Life Insurance Basics
Term and Permanent
Life insurance is very similar to renting or owning a home with these factors weighing the decision.
Single or married with kids
Short term and long range plans
Current and future financial situation
General rules at different stages of life
Starting out career = 100% Term insurance
Married with kids = 20% Permanent + 80% Term Insurance
Retirement = 100% Permanent Insurance
"The best life insurance policy is the one that is in place when
your family needs it."
How Much Protection Do I Need?
Ten times annual income for life insurance
Five times annual income for a severe short term or long term illness
"The purpose of life insurance is to create cash"
Permanent Insurance is Like Owning a Home
Similar to having a home, ownership is forever.
Insurance premiums, like your mortgage, a portion goes to the insurance company while the balance goes toward your equity.
One-third of your payment goes to owning your insurance coverage.
Two-thirds of the premium is credited to the equity=cash value.

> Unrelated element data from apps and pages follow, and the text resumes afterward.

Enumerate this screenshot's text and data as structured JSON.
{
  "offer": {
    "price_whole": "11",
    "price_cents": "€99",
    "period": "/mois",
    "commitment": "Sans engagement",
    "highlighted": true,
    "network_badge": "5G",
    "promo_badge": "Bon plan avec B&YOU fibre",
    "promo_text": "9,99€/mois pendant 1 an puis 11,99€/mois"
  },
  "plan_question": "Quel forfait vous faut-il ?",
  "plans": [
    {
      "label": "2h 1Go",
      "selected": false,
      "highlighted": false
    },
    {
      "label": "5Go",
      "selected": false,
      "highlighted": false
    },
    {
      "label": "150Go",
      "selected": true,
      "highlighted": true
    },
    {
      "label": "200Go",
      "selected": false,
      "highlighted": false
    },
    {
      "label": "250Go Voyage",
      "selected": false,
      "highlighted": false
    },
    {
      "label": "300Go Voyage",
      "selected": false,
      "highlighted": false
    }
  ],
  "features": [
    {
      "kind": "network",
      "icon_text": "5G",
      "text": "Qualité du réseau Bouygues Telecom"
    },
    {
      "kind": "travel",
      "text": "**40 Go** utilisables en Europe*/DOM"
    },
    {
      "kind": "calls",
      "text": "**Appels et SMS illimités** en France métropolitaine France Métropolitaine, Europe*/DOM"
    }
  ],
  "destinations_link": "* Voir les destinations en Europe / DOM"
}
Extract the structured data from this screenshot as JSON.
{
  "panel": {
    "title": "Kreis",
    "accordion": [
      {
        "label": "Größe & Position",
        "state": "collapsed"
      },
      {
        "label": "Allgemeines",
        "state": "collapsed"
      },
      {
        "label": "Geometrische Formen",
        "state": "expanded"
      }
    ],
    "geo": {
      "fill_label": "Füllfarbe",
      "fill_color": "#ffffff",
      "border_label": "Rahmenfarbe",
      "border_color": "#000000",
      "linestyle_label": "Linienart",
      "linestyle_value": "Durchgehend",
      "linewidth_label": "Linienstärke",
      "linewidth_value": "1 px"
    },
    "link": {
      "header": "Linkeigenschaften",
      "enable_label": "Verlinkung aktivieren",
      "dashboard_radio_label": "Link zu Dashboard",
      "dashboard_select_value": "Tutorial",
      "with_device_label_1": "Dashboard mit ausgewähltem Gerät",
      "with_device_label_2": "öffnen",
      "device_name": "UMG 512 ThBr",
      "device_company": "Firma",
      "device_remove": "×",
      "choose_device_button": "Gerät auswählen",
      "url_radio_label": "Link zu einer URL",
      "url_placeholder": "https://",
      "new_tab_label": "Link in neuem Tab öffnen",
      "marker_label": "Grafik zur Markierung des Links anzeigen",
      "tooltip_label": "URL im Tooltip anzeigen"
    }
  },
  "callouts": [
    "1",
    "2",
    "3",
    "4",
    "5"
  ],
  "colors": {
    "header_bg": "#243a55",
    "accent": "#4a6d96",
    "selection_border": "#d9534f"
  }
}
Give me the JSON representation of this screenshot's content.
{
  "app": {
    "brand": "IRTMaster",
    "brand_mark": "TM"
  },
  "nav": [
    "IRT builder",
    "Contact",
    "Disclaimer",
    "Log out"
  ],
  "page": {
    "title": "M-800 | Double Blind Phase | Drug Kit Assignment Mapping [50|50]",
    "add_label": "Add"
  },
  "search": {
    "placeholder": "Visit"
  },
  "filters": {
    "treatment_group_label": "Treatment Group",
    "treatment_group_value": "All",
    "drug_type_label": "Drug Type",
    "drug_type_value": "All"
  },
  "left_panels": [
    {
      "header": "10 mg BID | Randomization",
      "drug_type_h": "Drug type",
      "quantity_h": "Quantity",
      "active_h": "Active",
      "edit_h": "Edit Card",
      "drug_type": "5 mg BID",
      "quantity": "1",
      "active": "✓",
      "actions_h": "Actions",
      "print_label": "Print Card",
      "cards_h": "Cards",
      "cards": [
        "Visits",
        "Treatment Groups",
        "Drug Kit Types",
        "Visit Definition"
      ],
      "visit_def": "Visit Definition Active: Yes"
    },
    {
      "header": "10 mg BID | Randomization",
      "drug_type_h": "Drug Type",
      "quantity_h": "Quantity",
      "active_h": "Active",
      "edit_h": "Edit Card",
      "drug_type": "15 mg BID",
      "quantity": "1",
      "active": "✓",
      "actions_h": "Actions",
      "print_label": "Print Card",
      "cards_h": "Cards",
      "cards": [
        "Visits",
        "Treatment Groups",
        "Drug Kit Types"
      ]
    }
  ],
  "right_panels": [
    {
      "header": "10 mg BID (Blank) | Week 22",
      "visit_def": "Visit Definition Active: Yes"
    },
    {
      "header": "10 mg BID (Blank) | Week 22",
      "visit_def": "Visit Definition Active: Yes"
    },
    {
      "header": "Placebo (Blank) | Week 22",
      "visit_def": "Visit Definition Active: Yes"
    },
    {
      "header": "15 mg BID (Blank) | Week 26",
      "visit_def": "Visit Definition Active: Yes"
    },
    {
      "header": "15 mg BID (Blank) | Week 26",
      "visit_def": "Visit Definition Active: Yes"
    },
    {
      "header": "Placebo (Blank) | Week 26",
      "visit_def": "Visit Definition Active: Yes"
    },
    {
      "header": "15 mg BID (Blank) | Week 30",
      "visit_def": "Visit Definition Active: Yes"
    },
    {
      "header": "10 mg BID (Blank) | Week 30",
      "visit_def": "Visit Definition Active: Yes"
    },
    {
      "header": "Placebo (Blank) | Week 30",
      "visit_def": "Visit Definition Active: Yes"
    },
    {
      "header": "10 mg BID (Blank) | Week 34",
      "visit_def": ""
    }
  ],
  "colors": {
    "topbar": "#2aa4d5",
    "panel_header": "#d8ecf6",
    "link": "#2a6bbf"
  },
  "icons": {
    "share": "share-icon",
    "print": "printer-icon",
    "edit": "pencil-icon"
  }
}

Cash value grows from accumulated interests.
The cash value can be accessed at any time and age through withdrawals or low interest loans.
At death the family receives the original death benefit plus the accumulated cash, tax free.
Accessing the Cash Value in a Life Insurance Policy
You can access the cash value in a life insurance policy in three primary ways at any age.
1. Withdraw the cash value.
2. Borrow the cash value.
*No need to pay the balance back.
Balance is deducted on death.
3. Surrender or give up the policy
and take all the cash out.
There are three main ways to grow cash value in permanent life insurance policies
There are three general methods in which the cash value can grow and prevent losses.
a. Whole life grows the cash value through company dividends. A 0% floor acts as a "stop loss" to prevent loss of cash value.
b. Indexed Universal life accumulates interest by the growth of equity indexes (Dow Jones, S & P 500, Russell 2000). Nothing is invested into equities but the indexes are used as a barometer for how much interest the cash value will gain for that period. If the index is negative, a 0% floor negates any loss in cash value.
c. Variable life is directly invested into stocks/mutual funds. Both gains and losses are realized as there is no 0% stop loss.
Indexed Universal Life Example
Sean 45, has a $500,000 Indexed Universal Life Policy that he has been paying into since he graduated college.
Sean contributes $1,000 per month for 20 years for a total of $240,000.
The cash value (Blue Line) averages about 5% a year in compounded interests. (Orange Line)
In the "negative S & P 500 years" he does not lose cash value due to the 0% floor.
The curve is flat in those years.
At age 75, Sean will have about $620,000 in cash value plus $500,000 in original benefits.
If Sean were to pass away at age 75, his family would receive tax free $1,120,000.
$620,000 + $500,000 = $1,120,000
Cash Value+Death Benefit = Total Benefit